Local community leaders, private-sector humanitarian organizations, and local governments are forging a path for sustained US support for Ukraine. Through conversation, volunteerism, and advocacy, overcoming growing war fatigue among Americans is possible. GMF’s Whistlestops for Ukraine tour is showing how.

Connecting People

When Russia invaded Ukraine in February 2022, the community of Odessa, Missouri was rattled. The town, a sister city of Odesa, Ukraine with just over 5,000 people, came together as residents and friends, paraded homemade signs of support through downtown and sold borscht at the local park. They raised more than $5,000, signaling a commitment to the cities’ partnership.

Two years later, during GMF’s Whistlestop in Missouri, that same community demonstrated its sustained support in a virtual conversation with Oleh Kiper, governor of Ukraine’s Odesa oblast (region). Providing an update on the port city bombarded by Russian forces, the governor’s message was clear: “If you don’t forget about us, it will be the best help you can offer. Communication is our best weapon and if we have connections, we will stay human.”

This shared hope is essential for Ukrainian’s victory. There is a powerful human element to Ukraine’s resilience, and this hope can help US communities overcome war fatigue by reminding their friends, family, and neighbors of their fellow humans’ tribulations.

Group of people speaking in a diner
GMF President Heather A. Conley speaks to local residents in a diner in Odessa, Missouri during the 2nd stop of the Whistlestops for Ukraine tour

Including the Local and Private Sectors

Since the invasion more than 1,000 Western companies have publicly announced a voluntary curtailment of or complete withdrawal from their operations in Russia. The degrees of downsizing differ, but well-known firms are working to provide significant aid to Ukraine. Cargill, for example, is prioritizing food security for populations reliant on crops from the Black Sea corridor by  partnering with World Central Kitchen, Kyiv City Charity Foundation, and the World Food Program to help provide staple foods such as bread, cereal, and infant formula to those in need. Through a partnership with the HALO Trust, Cargill is also assisting Ukrainian farmers with safely removing landmines from their fields. Since the invasion, HALO has launched a digital risk education campaign alerting more than 15 million Ukrainians to the location of explosives. It is also testing remote-controlled devices designed to unearth mines.

Still, more can be done. The opportunity for larger companies to work together with local businesses, rather than in silos, exists. GMF’s Whistlestop in Minnesota, the tour’s first destination, highlighted the Protez Foundation, a nonprofit based in the state that provides prosthetics, training, and mental health services to wounded Ukrainian soldiers. The foundation’s efforts are made possible due to sponsors including firms such as KLMB Transportation and Esper. Such partnerships are essential to increasing support for victims of the war and bolstering prospects for Ukrainian victory and reconstruction.

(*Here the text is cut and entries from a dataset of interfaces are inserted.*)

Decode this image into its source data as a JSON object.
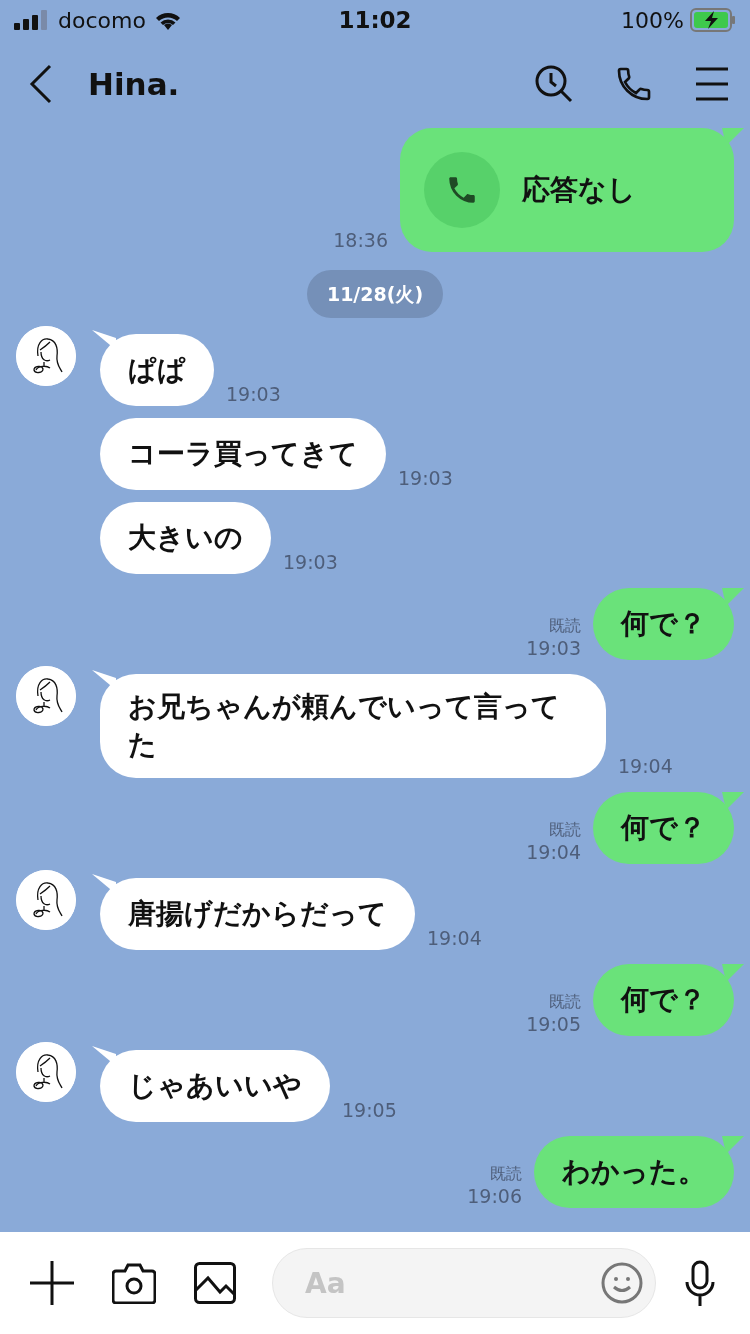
{
  "status_bar": {
    "carrier": "docomo",
    "time": "11:02",
    "battery": "100%"
  },
  "header": {
    "title": "Hina."
  },
  "messages": [
    {
      "kind": "call",
      "text": "応答なし",
      "time": "18:36"
    },
    {
      "kind": "date",
      "text": "11/28(火)"
    },
    {
      "kind": "received",
      "bubbles": [
        {
          "text": "ぱぱ",
          "time": "19:03"
        },
        {
          "text": "コーラ買ってきて",
          "time": "19:03"
        },
        {
          "text": "大きいの",
          "time": "19:03"
        }
      ]
    },
    {
      "kind": "sent",
      "read": "既読",
      "text": "何で？",
      "time": "19:03"
    },
    {
      "kind": "received",
      "bubbles": [
        {
          "text": "お兄ちゃんが頼んでいって言ってた",
          "time": "19:04"
        }
      ]
    },
    {
      "kind": "sent",
      "read": "既読",
      "text": "何で？",
      "time": "19:04"
    },
    {
      "kind": "received",
      "bubbles": [
        {
          "text": "唐揚げだからだって",
          "time": "19:04"
        }
      ]
    },
    {
      "kind": "sent",
      "read": "既読",
      "text": "何で？",
      "time": "19:05"
    },
    {
      "kind": "received",
      "bubbles": [
        {
          "text": "じゃあいいや",
          "time": "19:05"
        }
      ]
    },
    {
      "kind": "sent",
      "read": "既読",
      "text": "わかった。",
      "time": "19:06"
    }
  ],
  "composer": {
    "placeholder": "Aa"
  }
}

The tour also elicited media coverage and conversation about the foundation’s efforts. Increased visibility of such local initiatives and cooperation with the private sector allow local communities to learn of Ukraine’s needs, efforts underway to meet those needs, and roles individuals can play in providing assistance.

Large group of people sitting around a set of tables set up into a square
Kansas City Chamber of Commerce members attend a meeting with Ukrainian Ambassador Oksana Markarova, Howard Buffett and Heather A. Conley during the Missouri stop of the Whistlestops for Ukraine tour

Engaging Local Leaders

Many cities have passed resolutions or announced proclamations condemning the Russian invasion. However, sustained support is a critical factor for a Ukrainian victory, and local elected leaders are key to achieving this support. Americans are most likely to trust local government, creating an opportunity for local officials to engage with their communities without heated partisan narratives. Oksana Markarova, Ukrainian ambassador to the United States and Whistlestops participant, recognized the unique situation of local leaders when she discussed the on-the-ground reality in Ukraine while visiting Kansas City, Missouri Mayor Quinton Lucas. One goal of her conversation was to ask the mayor to remind his city’s residents of Ukraine’s resiliency.

The local-level engagements that GMF’s Whistlestops for Ukraine facilitates are proving to transcend national polarization. They keep Ukraine a topic of discussion among Americans, encourage support for local initiatives, and clarify the importance of continued support for the besieged country, all of which contributes to eroding war fatigue.

Mayor Quinton Lucas speaks to Ukraine Ambassador Oksana Markarova
Kansas City Mayor Quinton Lucas speaks to Ukraine Ambassador Oksana Markarova during the Missouri stop of the Whistlestops Tour